Tree of Intemperance by Archibald Macbrair (c. 1855) – This is an American cartoon, but I think it best sums up the temperance movement. To supporters, alcohol was the root of social and moral evils.

Continuing our look into ridiculous events in Canadian history: Prohibition. The banning of alcohol has a bit of a convoluted history in Canada. Unlike in the United States were the Volstead Act was a federal bill that banned alcohol nationwide from 1920-1933, prohibition was a matter largely left up to the Canadian provinces and therefore happened stages and at different times. By-and-large, the provinces instituted the ban during World War One and repealed it during the 1920s (minus a few exceptions) because not only was prohibition a major failure, it was vastly unpopular.
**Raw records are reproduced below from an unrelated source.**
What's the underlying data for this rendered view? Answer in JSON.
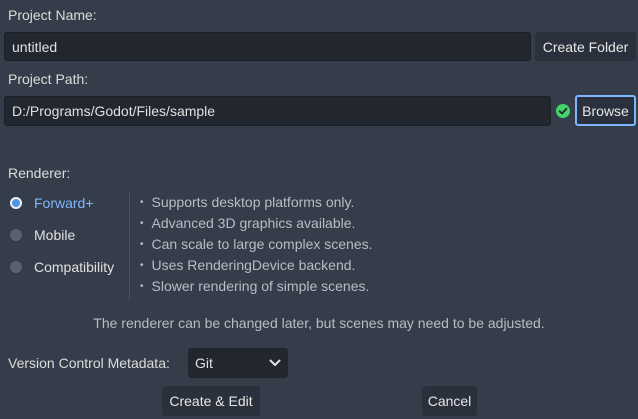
{
  "project_name": {
    "label": "Project Name:",
    "value": "untitled",
    "create_folder_label": "Create Folder"
  },
  "project_path": {
    "label": "Project Path:",
    "value": "D:/Programs/Godot/Files/sample",
    "browse_label": "Browse",
    "status_icon": "check-circle-icon",
    "status_color": "#44d36b"
  },
  "renderer": {
    "label": "Renderer:",
    "options": [
      {
        "label": "Forward+",
        "selected": true
      },
      {
        "label": "Mobile",
        "selected": false
      },
      {
        "label": "Compatibility",
        "selected": false
      }
    ],
    "features": [
      "Supports desktop platforms only.",
      "Advanced 3D graphics available.",
      "Can scale to large complex scenes.",
      "Uses RenderingDevice backend.",
      "Slower rendering of simple scenes."
    ],
    "note": "The renderer can be changed later, but scenes may need to be adjusted."
  },
  "version_control": {
    "label": "Version Control Metadata:",
    "selected": "Git"
  },
  "actions": {
    "create_edit_label": "Create & Edit",
    "cancel_label": "Cancel"
  },
  "colors": {
    "background": "#363d4a",
    "accent": "#7fb6ff",
    "success": "#44d36b"
  }
}
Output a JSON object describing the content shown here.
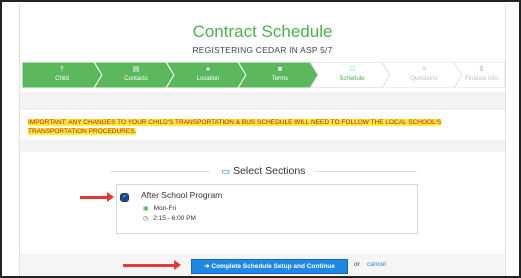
{
  "header": {
    "title": "Contract Schedule",
    "subtitle": "REGISTERING CEDAR IN ASP 5/7"
  },
  "steps": [
    {
      "label": "Child",
      "icon": "person-icon",
      "glyph": "†",
      "status": "done"
    },
    {
      "label": "Contacts",
      "icon": "contacts-icon",
      "glyph": "▤",
      "status": "done"
    },
    {
      "label": "Location",
      "icon": "location-pin-icon",
      "glyph": "●",
      "status": "done"
    },
    {
      "label": "Terms",
      "icon": "document-icon",
      "glyph": "■",
      "status": "done"
    },
    {
      "label": "Schedule",
      "icon": "calendar-icon",
      "glyph": "□",
      "status": "current"
    },
    {
      "label": "Questions",
      "icon": "list-icon",
      "glyph": "≡",
      "status": "todo"
    },
    {
      "label": "Finance Info",
      "icon": "dollar-icon",
      "glyph": "$",
      "status": "todo"
    }
  ],
  "notice": "IMPORTANT: ANY CHANGES TO YOUR CHILD'S TRANSPORTATION & BUS SCHEDULE WILL NEED TO FOLLOW THE LOCAL SCHOOL'S TRANSPORTATION PROCEDURES.",
  "sections": {
    "heading": "Select Sections",
    "items": [
      {
        "name": "After School Program",
        "days": "Mon-Fri",
        "time": "2:15 - 6:00 PM",
        "checked": true
      }
    ]
  },
  "actions": {
    "complete_label": "Complete Schedule Setup and Continue",
    "or_text": "or",
    "cancel_label": "cancel"
  },
  "colors": {
    "step_done": "#5cb85c",
    "step_current": "#ffffff",
    "step_todo": "#ffffff",
    "title": "#4caf50",
    "primary_button": "#1e88e5",
    "notice_highlight": "#ffeb3b",
    "notice_text": "#b71c1c",
    "annotation_arrow": "#e53935"
  }
}
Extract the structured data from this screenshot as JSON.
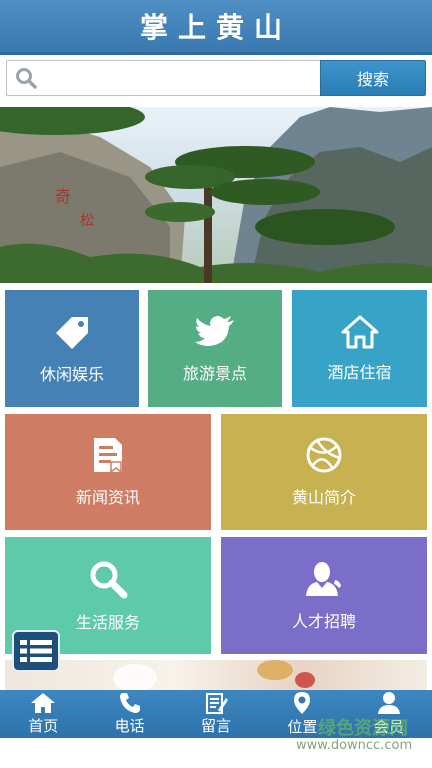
{
  "header": {
    "title": "掌上黄山"
  },
  "search": {
    "placeholder": "",
    "value": "",
    "button_label": "搜索"
  },
  "banner": {
    "dots": 3,
    "active_dot": 2
  },
  "tiles": [
    {
      "label": "休闲娱乐",
      "icon": "tag-icon",
      "color": "#4681b6"
    },
    {
      "label": "旅游景点",
      "icon": "bird-icon",
      "color": "#54ad84"
    },
    {
      "label": "酒店住宿",
      "icon": "home-icon",
      "color": "#37a3c6"
    },
    {
      "label": "新闻资讯",
      "icon": "news-icon",
      "color": "#cf7c64"
    },
    {
      "label": "黄山简介",
      "icon": "ball-icon",
      "color": "#c7b150"
    },
    {
      "label": "生活服务",
      "icon": "search-icon",
      "color": "#5fcaa9"
    },
    {
      "label": "人才招聘",
      "icon": "person-icon",
      "color": "#7b6ec8"
    }
  ],
  "tabbar": [
    {
      "label": "首页",
      "icon": "home-icon"
    },
    {
      "label": "电话",
      "icon": "phone-icon"
    },
    {
      "label": "留言",
      "icon": "note-icon"
    },
    {
      "label": "位置",
      "icon": "location-pin-icon"
    },
    {
      "label": "会员",
      "icon": "user-icon"
    }
  ],
  "watermark": {
    "site": "www.downcc.com",
    "text": "绿色资源网"
  }
}
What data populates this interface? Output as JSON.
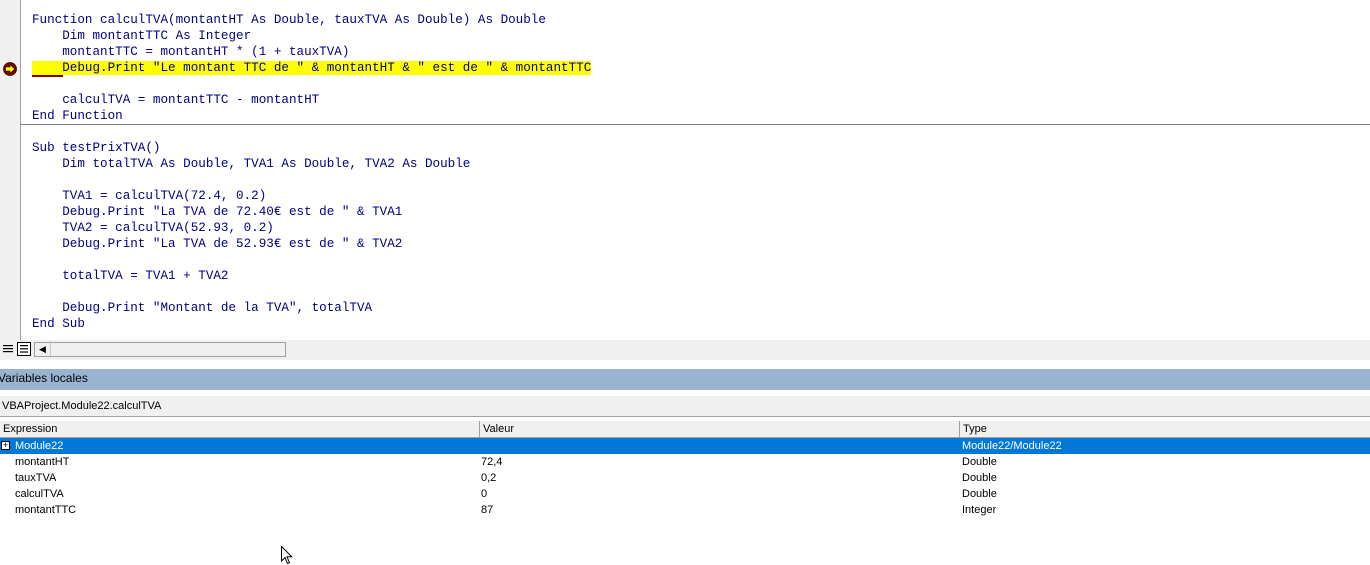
{
  "editor": {
    "lines": [
      "Function calculTVA(montantHT As Double, tauxTVA As Double) As Double",
      "    Dim montantTTC As Integer",
      "    montantTTC = montantHT * (1 + tauxTVA)",
      "    Debug.Print \"Le montant TTC de \" & montantHT & \" est de \" & montantTTC",
      "",
      "    calculTVA = montantTTC - montantHT",
      "End Function",
      "",
      "Sub testPrixTVA()",
      "    Dim totalTVA As Double, TVA1 As Double, TVA2 As Double",
      "",
      "    TVA1 = calculTVA(72.4, 0.2)",
      "    Debug.Print \"La TVA de 72.40€ est de \" & TVA1",
      "    TVA2 = calculTVA(52.93, 0.2)",
      "    Debug.Print \"La TVA de 52.93€ est de \" & TVA2",
      "",
      "    totalTVA = TVA1 + TVA2",
      "",
      "    Debug.Print \"Montant de la TVA\", totalTVA",
      "End Sub"
    ],
    "highlight_color": "#ffff00",
    "keyword_color": "#00007f",
    "breakpoint_color": "#800000"
  },
  "locals": {
    "title": "Variables locales",
    "context": "VBAProject.Module22.calculTVA",
    "columns": [
      "Expression",
      "Valeur",
      "Type"
    ],
    "rows": [
      {
        "expression": "Module22",
        "value": "",
        "type": "Module22/Module22",
        "selected": true,
        "expandable": true
      },
      {
        "expression": "montantHT",
        "value": "72,4",
        "type": "Double"
      },
      {
        "expression": "tauxTVA",
        "value": "0,2",
        "type": "Double"
      },
      {
        "expression": "calculTVA",
        "value": "0",
        "type": "Double"
      },
      {
        "expression": "montantTTC",
        "value": "87",
        "type": "Integer"
      }
    ],
    "selection_color": "#0078d7",
    "title_bar_color": "#99b4d1"
  },
  "icons": {
    "exec_arrow": "current-statement-arrow-icon",
    "procedure_view": "procedure-view-icon",
    "module_view": "full-module-view-icon",
    "scroll_left": "scroll-left-arrow-icon",
    "expand": "expand-plus-icon",
    "cursor": "mouse-cursor-icon"
  }
}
It wasn’t always that way though. Before we get to the “fall” aka speakeasies, rum-running, and all that fun stuff, we have to cover the “rise.” This post will look at how prohibition came to be in Canada. Continue reading

Vimy Ridge Resource Post

Canadian soldiers returning from Vimy Ridge (c. April 1917). [Source] – This is a colourized version of arguably the most famous photo from the battle. Click here for the original.

100 years ago today, for the first time the Canadian Corps’ four divisions came together on the battlefield. The Battle of Vimy Ridge (April 9-12, 1917) was fought over what historian Tim Cook describes as an “open graveyard,” as it was the sight of over 100,000 previous French casualties. Over the course of four days, the Canadians Corps succeeded where earlier Allied assaults had failed. They overtook the heavily-fortified, seven-kilometre ridge and pushed the Germans back to the Oppy–Méricourt line. In the process, 3,598 Canadians were killed and another 7,004 were wounded. Years later, Vimy Ridge would be seen as Canada’s most important battle of World War One.

I have mostly avoided talking about Vimy Ridge because it is the most heavily discussed, analyzed, and mythologized battle in Canadian history. After all, what is there to add when even the debate over whether Vimy was “the birth of a nation” appears to have come full circle? Nevertheless, to honour the occasion, I created a massive resource post full of information, resources, pictures, videos, art, for all those interested in the battle and the legacy of Vimy Ridge.
Continue reading